Blessed are you with defiant, disobedient children.
You grieve the anguish of God. You align yourself with Christ insomuch as you lament the reactions and the choices which keep your children from the goodness at hand. And from the ways which bode well for them in the end.
I wish I could end here, but I have a confession to make. It’s not just them for whom I grieve. It’s me, and what they do to me, and what sort of reflection the show of me. My ego—always making it about me. It’s too much! I can’t take it! So last month I paid a professional eighty-five bucks just to tell me that my kids’ disobedience isn’t my fault. I wanted to hear, from somewhere outside my own head, that my children’s poor choices weren’t a result of … me—a lack of perfection in me. He said “Kids aren’t our grading card”, but I couldn’t believe him.
I went on a walk the next day. “God!” Quite exasperatedly, I asked, “What does all of this say of me and what am I to do?!” God could have pulled a “Natalie”, which would be to over-lecture me on something about ego and my true focus, or to point out that I certainly haven’t been perfect myself. But He simply asked me, “Do you think I am a good parent”?

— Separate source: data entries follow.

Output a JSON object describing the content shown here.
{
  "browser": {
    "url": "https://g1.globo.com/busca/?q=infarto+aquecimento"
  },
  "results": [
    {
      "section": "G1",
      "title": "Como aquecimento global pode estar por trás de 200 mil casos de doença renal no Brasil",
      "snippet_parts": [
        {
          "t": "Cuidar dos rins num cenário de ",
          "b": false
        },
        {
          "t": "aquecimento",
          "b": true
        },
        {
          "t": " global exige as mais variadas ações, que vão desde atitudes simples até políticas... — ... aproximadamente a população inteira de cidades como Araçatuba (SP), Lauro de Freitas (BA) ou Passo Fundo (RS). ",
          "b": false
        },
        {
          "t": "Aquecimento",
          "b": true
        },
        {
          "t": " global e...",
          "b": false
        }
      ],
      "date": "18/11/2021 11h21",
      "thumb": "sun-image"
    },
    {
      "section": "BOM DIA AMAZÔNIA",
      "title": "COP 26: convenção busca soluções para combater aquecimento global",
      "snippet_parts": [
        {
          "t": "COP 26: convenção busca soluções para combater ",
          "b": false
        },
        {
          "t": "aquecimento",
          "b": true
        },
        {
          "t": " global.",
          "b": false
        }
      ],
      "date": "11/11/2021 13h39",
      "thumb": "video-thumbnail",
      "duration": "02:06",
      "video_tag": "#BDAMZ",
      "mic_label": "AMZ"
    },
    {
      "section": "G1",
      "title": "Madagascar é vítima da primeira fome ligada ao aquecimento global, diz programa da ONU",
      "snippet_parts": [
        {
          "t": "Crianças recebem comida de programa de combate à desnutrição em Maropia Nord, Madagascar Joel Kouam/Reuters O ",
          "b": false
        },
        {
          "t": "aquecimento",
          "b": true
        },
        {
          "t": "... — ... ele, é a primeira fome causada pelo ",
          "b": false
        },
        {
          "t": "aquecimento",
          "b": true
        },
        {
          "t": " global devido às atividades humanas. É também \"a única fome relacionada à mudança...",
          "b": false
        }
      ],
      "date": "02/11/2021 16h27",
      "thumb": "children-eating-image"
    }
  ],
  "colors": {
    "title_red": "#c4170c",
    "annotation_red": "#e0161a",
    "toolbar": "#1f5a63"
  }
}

I have experienced goodness, and also crises. I can see both from the other side now, and they look radically different from that angle. I know that God is good. In goodness and suffering, I have experienced that God is emphatically, always good.

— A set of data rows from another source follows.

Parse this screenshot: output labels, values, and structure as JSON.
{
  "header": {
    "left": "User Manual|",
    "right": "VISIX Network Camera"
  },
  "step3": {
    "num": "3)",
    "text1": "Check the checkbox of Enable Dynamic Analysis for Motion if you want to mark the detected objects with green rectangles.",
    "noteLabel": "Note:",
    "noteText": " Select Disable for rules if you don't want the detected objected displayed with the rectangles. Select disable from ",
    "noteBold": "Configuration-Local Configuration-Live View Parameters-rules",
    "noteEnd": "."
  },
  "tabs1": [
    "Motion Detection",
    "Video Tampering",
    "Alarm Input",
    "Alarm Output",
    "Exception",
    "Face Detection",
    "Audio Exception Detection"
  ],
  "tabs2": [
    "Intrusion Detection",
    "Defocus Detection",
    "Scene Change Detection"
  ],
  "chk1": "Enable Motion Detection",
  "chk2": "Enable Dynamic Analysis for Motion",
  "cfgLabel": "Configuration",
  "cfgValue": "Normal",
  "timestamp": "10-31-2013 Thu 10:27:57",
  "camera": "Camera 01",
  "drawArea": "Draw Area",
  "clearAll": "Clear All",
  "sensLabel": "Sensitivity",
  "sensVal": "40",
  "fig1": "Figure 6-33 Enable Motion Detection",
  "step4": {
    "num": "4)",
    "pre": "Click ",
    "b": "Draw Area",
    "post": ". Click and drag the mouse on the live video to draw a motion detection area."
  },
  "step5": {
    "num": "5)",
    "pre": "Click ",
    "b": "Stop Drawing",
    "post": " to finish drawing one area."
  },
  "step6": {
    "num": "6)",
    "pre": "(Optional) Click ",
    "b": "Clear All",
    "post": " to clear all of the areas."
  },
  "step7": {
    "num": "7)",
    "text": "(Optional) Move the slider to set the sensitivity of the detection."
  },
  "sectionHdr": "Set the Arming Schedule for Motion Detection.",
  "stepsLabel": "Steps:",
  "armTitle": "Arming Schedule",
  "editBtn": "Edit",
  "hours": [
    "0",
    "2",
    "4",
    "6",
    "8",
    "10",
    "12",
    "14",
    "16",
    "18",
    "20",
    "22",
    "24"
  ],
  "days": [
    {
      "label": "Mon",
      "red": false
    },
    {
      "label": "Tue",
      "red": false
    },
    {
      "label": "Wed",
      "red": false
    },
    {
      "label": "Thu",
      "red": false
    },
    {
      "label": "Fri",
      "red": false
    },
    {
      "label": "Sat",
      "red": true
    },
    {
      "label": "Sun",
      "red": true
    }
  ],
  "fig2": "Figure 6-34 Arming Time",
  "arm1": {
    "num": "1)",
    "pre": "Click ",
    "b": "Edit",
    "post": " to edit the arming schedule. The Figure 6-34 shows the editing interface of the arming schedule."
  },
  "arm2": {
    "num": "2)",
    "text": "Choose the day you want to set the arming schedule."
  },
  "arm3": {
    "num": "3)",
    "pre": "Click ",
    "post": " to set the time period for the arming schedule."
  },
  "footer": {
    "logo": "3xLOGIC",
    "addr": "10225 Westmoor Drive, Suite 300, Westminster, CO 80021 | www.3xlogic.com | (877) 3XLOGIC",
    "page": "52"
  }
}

“Yes, you are good”, I said.
“And what do the world’s choices say of me?”
I can say with certainty, that my own choices have not altered the fact that God is an unchangingly good parent to me. Regardless of how He is perceived by others, or how others see Him in light of my defiance and turning away, God is good. It may look like God is uncaring or unimportant or cruel, but I know otherwise–the world’s choices reveal that God is even that much more compassionate. It is possible that good is good despite someone’s reactions to it, just as Christ is good regardless of what the world’s aversions to Him might say.
So, what am I to do? After some contemplation, the answer seemed clear: Mine is to be in Christ. And however that translates into my children today, is in God’s hands.
I am tempted to fiddle with and expand that sentence, because it sounds so simplistic and ignorant. But His yoke is gloriously light!
Parents, you work tirelessly and hard. You long for the good in your children. You agonize their resistance to good. This is exactly right! Believe this with me, as I am hoping to be convinced (again) this morning: God is good. And you are good—perfect, in fact!—as you are in Christ. Don’t let your second-guessing, or comparison, or other’s reactions deter you from this Truth.